*** Opening of INPUT RECORDS ***
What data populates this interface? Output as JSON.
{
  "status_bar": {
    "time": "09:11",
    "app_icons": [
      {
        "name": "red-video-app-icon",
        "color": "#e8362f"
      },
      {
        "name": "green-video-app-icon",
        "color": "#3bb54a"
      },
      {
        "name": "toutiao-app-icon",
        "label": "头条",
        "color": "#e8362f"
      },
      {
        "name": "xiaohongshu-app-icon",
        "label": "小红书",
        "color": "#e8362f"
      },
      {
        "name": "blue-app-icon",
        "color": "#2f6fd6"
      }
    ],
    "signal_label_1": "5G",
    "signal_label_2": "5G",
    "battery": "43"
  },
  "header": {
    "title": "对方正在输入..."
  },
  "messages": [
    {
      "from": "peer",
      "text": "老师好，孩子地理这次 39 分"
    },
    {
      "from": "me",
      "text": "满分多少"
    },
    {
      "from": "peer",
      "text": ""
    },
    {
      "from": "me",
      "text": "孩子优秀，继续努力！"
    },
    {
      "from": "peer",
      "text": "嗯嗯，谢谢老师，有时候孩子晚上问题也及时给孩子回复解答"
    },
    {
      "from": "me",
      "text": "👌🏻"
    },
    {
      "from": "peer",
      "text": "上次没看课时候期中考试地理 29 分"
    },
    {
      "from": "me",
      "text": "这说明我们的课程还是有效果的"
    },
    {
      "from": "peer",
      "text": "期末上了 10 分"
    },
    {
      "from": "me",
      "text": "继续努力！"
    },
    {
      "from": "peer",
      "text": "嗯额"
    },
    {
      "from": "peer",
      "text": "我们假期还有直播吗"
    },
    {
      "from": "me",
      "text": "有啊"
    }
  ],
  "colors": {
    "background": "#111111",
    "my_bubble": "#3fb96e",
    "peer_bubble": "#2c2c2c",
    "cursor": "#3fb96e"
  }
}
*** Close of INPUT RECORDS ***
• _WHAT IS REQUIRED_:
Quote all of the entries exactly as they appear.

• _RESPONSE BOX_:
What data populates this interface? Output as JSON.
{
  "status_bar": {
    "time": "09:11",
    "app_icons": [
      {
        "name": "red-video-app-icon",
        "color": "#e8362f"
      },
      {
        "name": "green-video-app-icon",
        "color": "#3bb54a"
      },
      {
        "name": "toutiao-app-icon",
        "label": "头条",
        "color": "#e8362f"
      },
      {
        "name": "xiaohongshu-app-icon",
        "label": "小红书",
        "color": "#e8362f"
      },
      {
        "name": "blue-app-icon",
        "color": "#2f6fd6"
      }
    ],
    "signal_label_1": "5G",
    "signal_label_2": "5G",
    "battery": "43"
  },
  "header": {
    "title": "对方正在输入..."
  },
  "messages": [
    {
      "from": "peer",
      "text": "老师好，孩子地理这次 39 分"
    },
    {
      "from": "me",
      "text": "满分多少"
    },
    {
      "from": "peer",
      "text": ""
    },
    {
      "from": "me",
      "text": "孩子优秀，继续努力！"
    },
    {
      "from": "peer",
      "text": "嗯嗯，谢谢老师，有时候孩子晚上问题也及时给孩子回复解答"
    },
    {
      "from": "me",
      "text": "👌🏻"
    },
    {
      "from": "peer",
      "text": "上次没看课时候期中考试地理 29 分"
    },
    {
      "from": "me",
      "text": "这说明我们的课程还是有效果的"
    },
    {
      "from": "peer",
      "text": "期末上了 10 分"
    },
    {
      "from": "me",
      "text": "继续努力！"
    },
    {
      "from": "peer",
      "text": "嗯额"
    },
    {
      "from": "peer",
      "text": "我们假期还有直播吗"
    },
    {
      "from": "me",
      "text": "有啊"
    }
  ],
  "colors": {
    "background": "#111111",
    "my_bubble": "#3fb96e",
    "peer_bubble": "#2c2c2c",
    "cursor": "#3fb96e"
  }
}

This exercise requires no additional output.